After you’ve gone through the signup process, you’ll quickly see the app’s well-designed, but unusual interface. You’ll be dropped into the “everybody” feed, which highlights past days from you and your friends. To the top-right you’ll see a tab which says “my days,” followed by a gear settings icon.
Down below from left to right, there’s the notifications tab, a drafts tab and a camera button. The camera’s there for you to jump right in and post a photo.
Since there’s no photo importing, you’ll have to try using this app as your default camera (your photos will save to your camera roll). That’s one of the toughest habits Days will have to try to break — the impulse to open your camera or even Instagram — but it also ensures that users stay tightly within the day time constraint.
Days packs other interesting features, like if you’re taking a series of photos within a ten second time span, the app will turn those photos into an animated Gif (shown above).
For social features, you can leave comments on your friend’s days, including badges which have randomly generated text attached to them. Clicking, for example, the “rock on” button (shown below) may pre-populate your comment field with “Awesome” or “Rad.” Fisher claims that the top-right icon, which generates comments like “fail,” is chocolate ice cream — he hates chocolate ice cream. We’re not so sure.
The app itself is nicely designed, but I also have my gripes: navigating back from viewing comments and changing settings requires me to tap a bold “X” instead of a back button, making me constantly feel like I’m about to delete something.
Additionally, I became so focused on posting my day that I found myself not spending enough time viewing my friend’s days. That may change if and when my friends join the app now that it’s live.
Asking users to take tons of pictures a day is an intense request, especially when most of them are likely already glued to services like Instagram. After a brief debate with Fisher on the matter, however, I looked up the total number of pictures i’ve taken with my phone, versus the number I’ve uploaded to Instagram. Only 440 pics out of 2,835 had been uploaded — less than 16 percent.

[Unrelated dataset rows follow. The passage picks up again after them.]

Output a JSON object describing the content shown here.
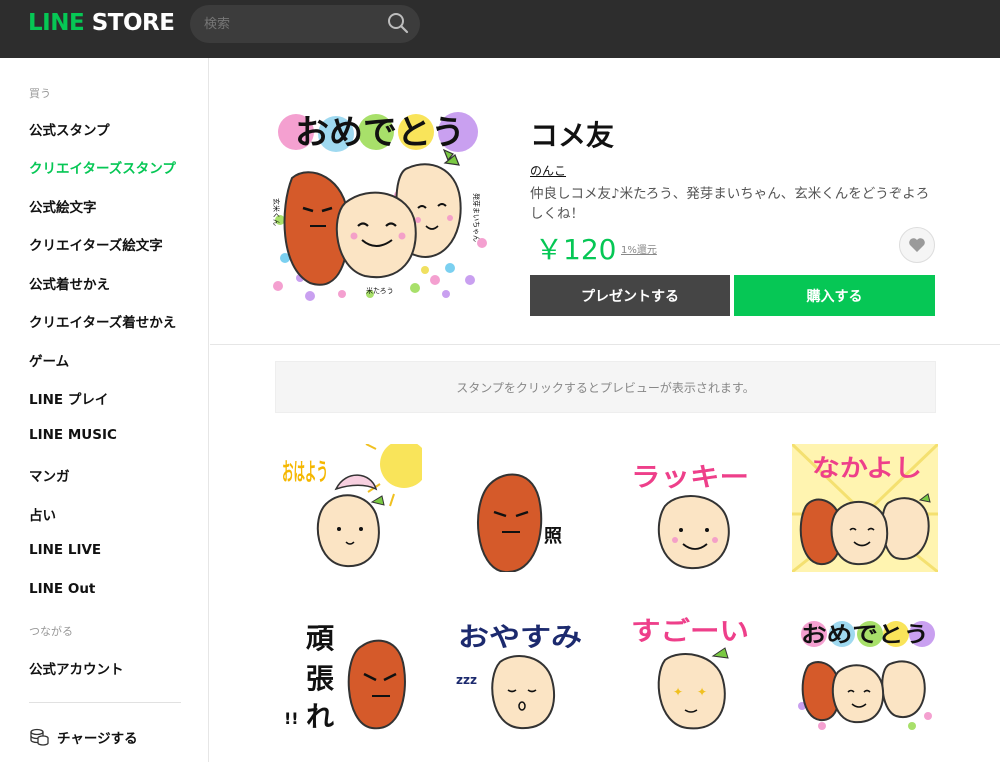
{
  "header": {
    "logo_line": "LINE",
    "logo_store": " STORE",
    "search_placeholder": "検索"
  },
  "sidebar": {
    "section_buy": "買う",
    "items": [
      "公式スタンプ",
      "クリエイターズスタンプ",
      "公式絵文字",
      "クリエイターズ絵文字",
      "公式着せかえ",
      "クリエイターズ着せかえ",
      "ゲーム",
      "LINE プレイ",
      "LINE MUSIC",
      "マンガ",
      "占い",
      "LINE LIVE",
      "LINE Out"
    ],
    "section_connect": "つながる",
    "official_account": "公式アカウント",
    "charge": "チャージする",
    "active_index": 1
  },
  "product": {
    "title": "コメ友",
    "author": "のんこ",
    "description": "仲良しコメ友♪米たろう、発芽まいちゃん、玄米くんをどうぞよろしくね！",
    "price": "￥120",
    "return_rate": "1%還元",
    "present_button": "プレゼントする",
    "buy_button": "購入する",
    "main_image": {
      "caption_top": "おめでとう",
      "label_genmai": "玄米くん",
      "label_kome": "米たろう",
      "label_hatsuga": "発芽まいちゃん"
    }
  },
  "preview_hint": "スタンプをクリックするとプレビューが表示されます。",
  "stickers": [
    {
      "text": "おはよう",
      "sound": ""
    },
    {
      "text": "",
      "sound": "照"
    },
    {
      "text": "ラッキー",
      "sound": ""
    },
    {
      "text": "なかよし",
      "sound": ""
    },
    {
      "text": "頑張れ",
      "sound": "!!"
    },
    {
      "text": "おやすみ",
      "sound": "zzz"
    },
    {
      "text": "すごーい",
      "sound": ""
    },
    {
      "text": "おめでとう",
      "sound": ""
    }
  ],
  "colors": {
    "brand_green": "#06c755",
    "header_bg": "#2d2d2d",
    "present_bg": "#454545"
  },
  "icons": [
    "search-icon",
    "heart-icon",
    "coin-stack-icon"
  ]
}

“What’s going to happen to those photos?,” asked Fisher. The obvious answer is “that’s where Days comes in.”